This series is an ongoing Q&A between Deacon Tish Harrison Warren (asking the questions) and Fr. Thomas McKenzie (answering) about ordained ministry. See the bottom of this post for an overview of the series.
Let’s talk about money.
This is often a dicey subject for those in ministry because we often think in grand terms of our noble vocation and calling, but also we want a job. This can be especially hard when some of our mainline friends make a lot of money in the ECUSA or the PCUSA.
So, when you are a new minister or a church planter how do you decide an appropriate salary for a clergy person?
How do you walk the line of being appropriately simple and not greedy but also not wanting your family to fear financial ruin if they get extra whip cream on their lattes (or whatever)?
As a church planter, how did you determine your salary?
Generally, how do clergy think well about their personal financial lives?
Church leaders do not determine their salaries. However, they do determine what jobs they will take, and the salary will usually be part of that determination.
There are guidebooks which are published every year. In these books are studies of ministry salaries. Both you and your lay leaders should get a copy of those guidebooks. In the ACNA, some dioceses have guidelines for clergy salary. All of these offer rough guides.
Remember, as in any profession, experience and education matter. So should cost of living for the area, what tradition your church is in, what your job description is, whether you can make money on the side, etc. Never forget that uniqueness is always valuable. You may bring something unique to the table which should factor in.
When you start a church, the largest budget expense should be, by far, the pastor’s salary. Then the salaries of other staff members. Then things like facility and equipment.
Salaries should ALWAYS be the largest expense of any church. Otherwise, what are you spending God’s money on? The building? Cool furniture? Advertising?
Sometimes people will say generically that we should spend money on “the mission of the church” instead of salaries. Don’t tell me that.
The mission of the church is led by leaders, and often paid leaders. The church and her mission, like anything else, rises and falls on leadership. Leaders should be paid appropriately because they are the church’s most important monetary investment. Your pastors are the ones who provide much of what the church needs: worship, preaching, teaching, pastoral care, and leadership in evangelism and in meeting the needs of the poor.
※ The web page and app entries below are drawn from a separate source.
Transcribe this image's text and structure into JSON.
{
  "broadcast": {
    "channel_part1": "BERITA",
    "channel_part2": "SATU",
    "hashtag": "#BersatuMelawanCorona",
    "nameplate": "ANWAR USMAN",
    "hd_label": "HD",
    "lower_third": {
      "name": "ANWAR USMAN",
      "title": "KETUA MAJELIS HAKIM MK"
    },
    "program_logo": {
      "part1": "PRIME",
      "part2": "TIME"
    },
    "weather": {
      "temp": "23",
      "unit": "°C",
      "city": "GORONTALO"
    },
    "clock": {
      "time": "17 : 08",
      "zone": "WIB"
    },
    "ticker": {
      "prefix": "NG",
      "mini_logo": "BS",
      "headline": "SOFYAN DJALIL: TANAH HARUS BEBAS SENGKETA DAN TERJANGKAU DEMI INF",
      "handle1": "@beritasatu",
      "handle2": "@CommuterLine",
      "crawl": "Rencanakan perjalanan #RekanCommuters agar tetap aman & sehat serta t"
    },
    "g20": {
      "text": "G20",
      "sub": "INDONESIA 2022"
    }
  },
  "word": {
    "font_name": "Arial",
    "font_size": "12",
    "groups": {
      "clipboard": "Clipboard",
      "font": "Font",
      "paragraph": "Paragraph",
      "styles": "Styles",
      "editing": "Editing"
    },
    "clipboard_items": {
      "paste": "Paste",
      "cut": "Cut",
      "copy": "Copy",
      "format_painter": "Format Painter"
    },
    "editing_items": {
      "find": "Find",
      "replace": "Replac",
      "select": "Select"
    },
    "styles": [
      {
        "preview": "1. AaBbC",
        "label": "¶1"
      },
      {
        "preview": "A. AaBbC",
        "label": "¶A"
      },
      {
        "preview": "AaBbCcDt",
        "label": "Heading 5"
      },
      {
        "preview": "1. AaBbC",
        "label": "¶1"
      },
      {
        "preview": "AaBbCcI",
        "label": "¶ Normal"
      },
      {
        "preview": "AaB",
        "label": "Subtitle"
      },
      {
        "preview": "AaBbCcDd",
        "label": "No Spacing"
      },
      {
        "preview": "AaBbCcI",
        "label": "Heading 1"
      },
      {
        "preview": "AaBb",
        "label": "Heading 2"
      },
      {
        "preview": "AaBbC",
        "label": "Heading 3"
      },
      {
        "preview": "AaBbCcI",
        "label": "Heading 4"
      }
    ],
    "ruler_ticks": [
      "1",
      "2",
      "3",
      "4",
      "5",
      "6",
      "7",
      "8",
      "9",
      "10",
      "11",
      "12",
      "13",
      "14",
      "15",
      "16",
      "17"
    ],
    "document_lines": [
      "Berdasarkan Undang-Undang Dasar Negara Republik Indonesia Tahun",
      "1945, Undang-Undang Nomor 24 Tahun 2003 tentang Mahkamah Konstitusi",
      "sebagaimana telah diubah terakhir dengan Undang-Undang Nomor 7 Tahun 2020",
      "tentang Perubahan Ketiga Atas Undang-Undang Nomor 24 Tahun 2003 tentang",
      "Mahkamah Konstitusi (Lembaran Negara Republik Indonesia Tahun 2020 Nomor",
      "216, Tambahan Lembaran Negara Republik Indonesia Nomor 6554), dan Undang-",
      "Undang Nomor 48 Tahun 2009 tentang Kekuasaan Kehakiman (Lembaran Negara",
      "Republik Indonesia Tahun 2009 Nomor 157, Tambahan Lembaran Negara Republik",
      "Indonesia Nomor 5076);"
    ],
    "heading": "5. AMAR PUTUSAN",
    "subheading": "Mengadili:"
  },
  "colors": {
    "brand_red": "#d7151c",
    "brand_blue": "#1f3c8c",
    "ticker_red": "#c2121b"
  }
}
All that said, some smaller churches simply can’t pay much at first.
If you take a position like this, it should come with a plan for growth. It should be in writing, from the beginning. If it isn’t, then you’ll run into trouble.
It could be something like … The pastor’s official salary is $50. She knows that this church can only pay her $30 right now. But, her salary is still $50. Until the church is paying her $50, then the church agrees not to take on any other full-time employees or big-ticket items. The church also agrees to refrain from saving money until the pastor is paid. Some kind of agreement like that would help a great deal.
And, yes, if your goal is to make real money, work for a mainline liberal church. Or preach a health and wealth gospel. Or do the megachurch thing. Any of those seem to work.
Everyday Life of the Ordained: Series Overview
Part 1: Wearing a Collar
- When do you wear a collar and when do you not? How do you decide?
- Is there anything that you wouldn’t do in a collar that you would do otherwise (example: like smoking cigarettes)? Why or why not?
Part 2: Let’s Talk Vestments
- Some lower church Anglicans are moving away from vestments while Anglo-Catholics have very strong feelings about particular priestly dress in the service. How have you decided what you wear on Sunday?
- How about censers? You rarely use one. Why is that?
Part 3: Time, Life, and Family
- You take off Fridays. Many other pastors take off Mondays. Why do you take off a day a week and how did you pick Fridays?
- Are there work-hour boundaries or other “rules” you’ve put in place to keep a semblance of work-life balance or do you think that’s impossible with pastoral work?
- In the years of little ones—you know when your kids were sick all the time and didn’t sleep at night and you had very young kids, how did you maintain sanity at home as someone in ministry?
Part 4: Let’s Talk Money
- When you are a new minister or a church planter how do you decide an appropriate salary for a clergy person? How do you walk the line of being appropriately simple and not greedy but also not wanting your family to fear financial ruin if they get extra whip cream on their lattes (or whatever)?
- As a church planter, how did you determine your salary?
- Generally, how do clergy think well about their personal financial lives?
Part 5: The Pastor’s Personal Life
- Should a pastor talk about his/her financial life or sex life or marital struggles publicly ever?
- I’ve heard from some clergy say that you can’t or shouldn’t be close friends with parishioners. Do you agree with this? Why or why not?
- Can pastors be friends with people of the opposite sex? How have you and your wife decided what your boundaries will be for meeting with parishioners of the opposite sex or staff of the opposite sex? Why have you set those particular boundaries?
Thomas is a husband, father, friend, pastor, author, speaker, movie reviewer, and by grace alone the beloved of Jesus. He lives in Nashville with his wife and two daughters. He was ordained in the Anglican Communion in 1998, and is the founding pastor of Church of the Redeemer in Nashville, Tennessee.